- 5900 people registered on Zopa this month.
- Most members are from London.
Here is their overview of why you should signup as a lender on Zopa:
- Great returns
- It’s human
- It’s safe
And their list for why you should be a Zopa borrower is:
- Low, low rates
- Deal with Zopa lenders rather than banks
- Repay early at no extra cost
And the idea at Zopa is pretty simple… For lenders:
- You setup an account and decide how much money you are willing to loan and at what percentage
- You also decide to what credit level you are willing to loan the money to
- When a borrower wants a loan of over £500, the loan is split among many lenders to reduce the chance of losing your money — I like this feature a lot!

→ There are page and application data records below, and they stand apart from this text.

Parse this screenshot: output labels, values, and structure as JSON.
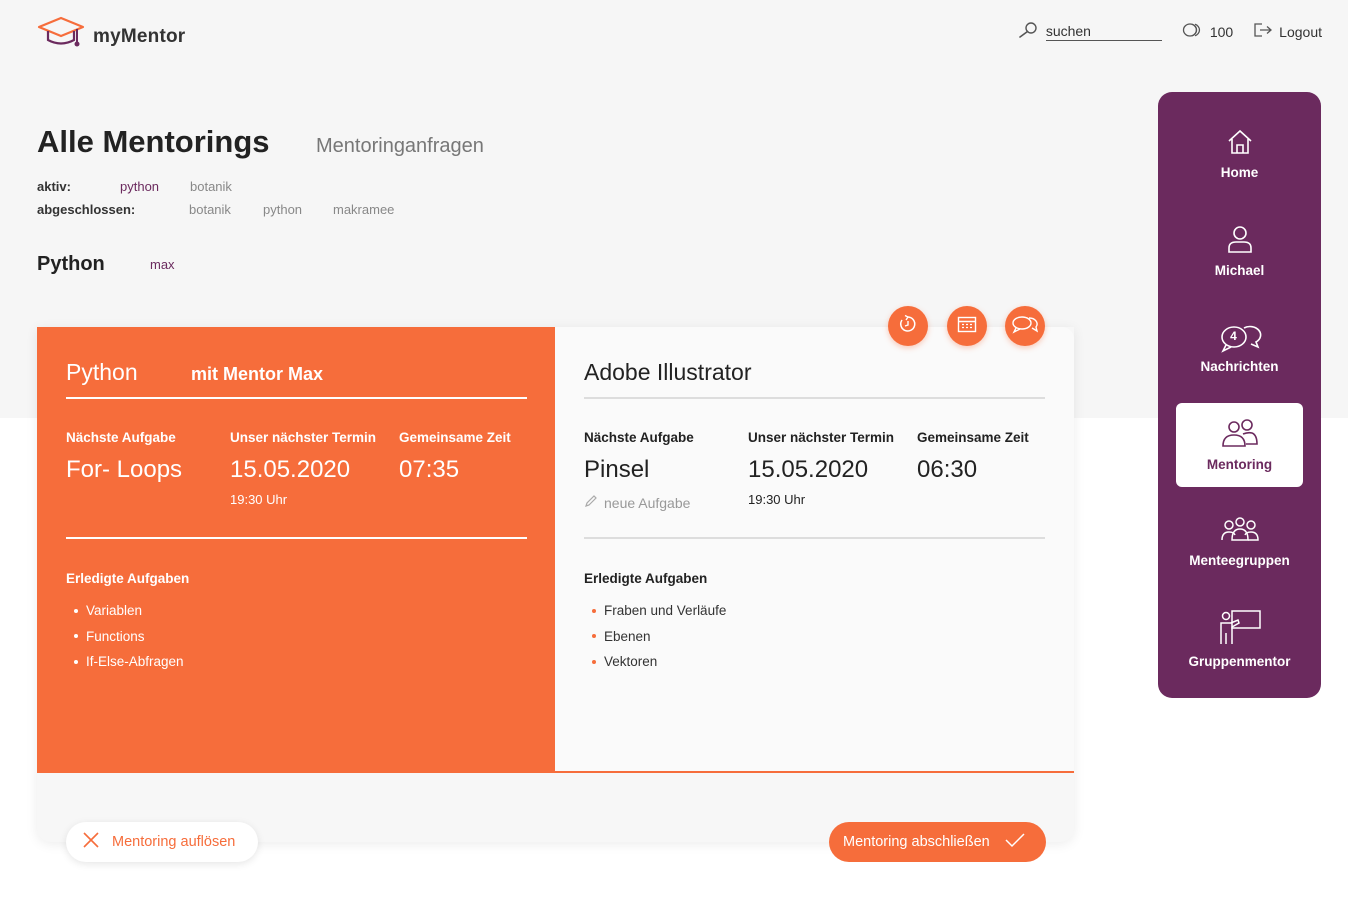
{
  "app": {
    "name": "myMentor"
  },
  "topbar": {
    "search_label": "suchen",
    "coins": "100",
    "logout_label": "Logout"
  },
  "page": {
    "title": "Alle Mentorings",
    "requests_link": "Mentoringanfragen"
  },
  "filters": {
    "active_label": "aktiv:",
    "active": [
      "python",
      "botanik"
    ],
    "done_label": "abgeschlossen:",
    "done": [
      "botanik",
      "python",
      "makramee"
    ]
  },
  "section": {
    "title": "Python",
    "subtitle": "max"
  },
  "left_panel": {
    "title": "Python",
    "mentor": "mit Mentor Max",
    "next_task_h": "Nächste Aufgabe",
    "next_task": "For- Loops",
    "appt_h": "Unser nächster Termin",
    "appt_date": "15.05.2020",
    "appt_time": "19:30 Uhr",
    "time_h": "Gemeinsame Zeit",
    "time_value": "07:35",
    "done_h": "Erledigte Aufgaben",
    "done": [
      "Variablen",
      "Functions",
      "If-Else-Abfragen"
    ]
  },
  "right_panel": {
    "title": "Adobe Illustrator",
    "next_task_h": "Nächste Aufgabe",
    "next_task": "Pinsel",
    "new_task": "neue Aufgabe",
    "appt_h": "Unser nächster Termin",
    "appt_date": "15.05.2020",
    "appt_time": "19:30 Uhr",
    "time_h": "Gemeinsame Zeit",
    "time_value": "06:30",
    "done_h": "Erledigte Aufgaben",
    "done": [
      "Fraben und Verläufe",
      "Ebenen",
      "Vektoren"
    ]
  },
  "actions": {
    "dissolve": "Mentoring auflösen",
    "finish": "Mentoring abschließen"
  },
  "sidebar": {
    "items": [
      {
        "label": "Home",
        "icon": "home-icon"
      },
      {
        "label": "Michael",
        "icon": "user-icon"
      },
      {
        "label": "Nachrichten",
        "icon": "messages-icon",
        "badge": "4"
      },
      {
        "label": "Mentoring",
        "icon": "mentoring-icon",
        "active": true
      },
      {
        "label": "Menteegruppen",
        "icon": "groups-icon"
      },
      {
        "label": "Gruppenmentor",
        "icon": "group-mentor-icon"
      }
    ]
  },
  "colors": {
    "accent": "#f66d3b",
    "brand": "#6b2a5e",
    "background": "#f6f6f6"
  }
}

For borrowers, it is pretty simple as well:
- You setup an account and look at offers from the lenders above
- Once you are satisfied with the offers, you enter a legally binding contract with same
- If you miss a payment, your account will go to collections the same as with any bank loan
Final thoughts on Zopa:
Zopa pushes the social aspect of borrowing and lending over the actual transaction itself. There is a certain “fun” component to lending and borrowing on Zopa. You get that feeling the minute you load their home page and see the little people and learn more about them and their stories. I wonder if the “fun” component will become an issue if more loans are defaulted on.
Prosper describes themselves as: eBay + PayPal + Match.com = Prosper.com. Prosper takes a little bit of a different take than Zopa in terms of how they show their “social” side. It feels more like eBay as they suggest. Picking one listing at random, right now on their home page they show a man who is looking for a $6,000.00 @ 27% (28.75 effective) with a Credit grade: D and a Debt to income: 44%. She states he is looking to pay off her high rate credit cards. Even if he was delinquent with his cards, I can’t picture any being higher than 29.99%. You can see her full profile here. Frankly, I am not sure that I like the idea of all of this information being made public. At least require me to login first.
Using this example, you can see that Prosper works because the stories are real. A bank typically only cares about your credit score and risk. Here this woman explains why she needs the money, her story almost makes you feel drawn to her in a way that you believe you must help her, otherwise you are not a good person.
For an even better example, go read this bid request and tell me if it doesn’t bring a tear to your eye.
Like Zopa, they spread the requested amount across many lenders to reduce risk. I like this. One question that came up at the NY Tech Meetup when Prosper presented was about whether payment history is reported to the credit reporting firms. We know bad history is always reported. Jane from Prosper had no answer for the question. I just absolutely hate when companies report only the bad. Frankly, it should be against the law.
Final thoughts on Prosper:
Prosper pushes the “feeling” you get when you help someone with their financial needs. The site does push the match.com aspect of the site in terms of building a bond with the borrowers and lenders.
Overall final thoughts
I guess in summary, I would look at using Zopa or Prosper from the lender perspective the same way I would look at any other risk investment such as stocks, bonds and other annuities. Just because you want to help a woman get a set of boobs, does not mean you should not contemplate losing your money. If she defaults, you won’t get the silicon back!
From a design perspective, I prefer the style of Zopa. It feels more “social” and welcoming to the eye. The little people they use seem to feel like Sims and works well. And I think Prosper wins on the “feeling” for the borrowers. So overall it is probably a wash.
Also, a lot of the feedback on digg and so forth about my other article, discusses the idea that a VC-style social lending site might work very well in the current environment. I think looking for $5k or £5k is a lot different in terms of requirements than if a startup is looking for $150k or £100k. But it just might work for smaller startups!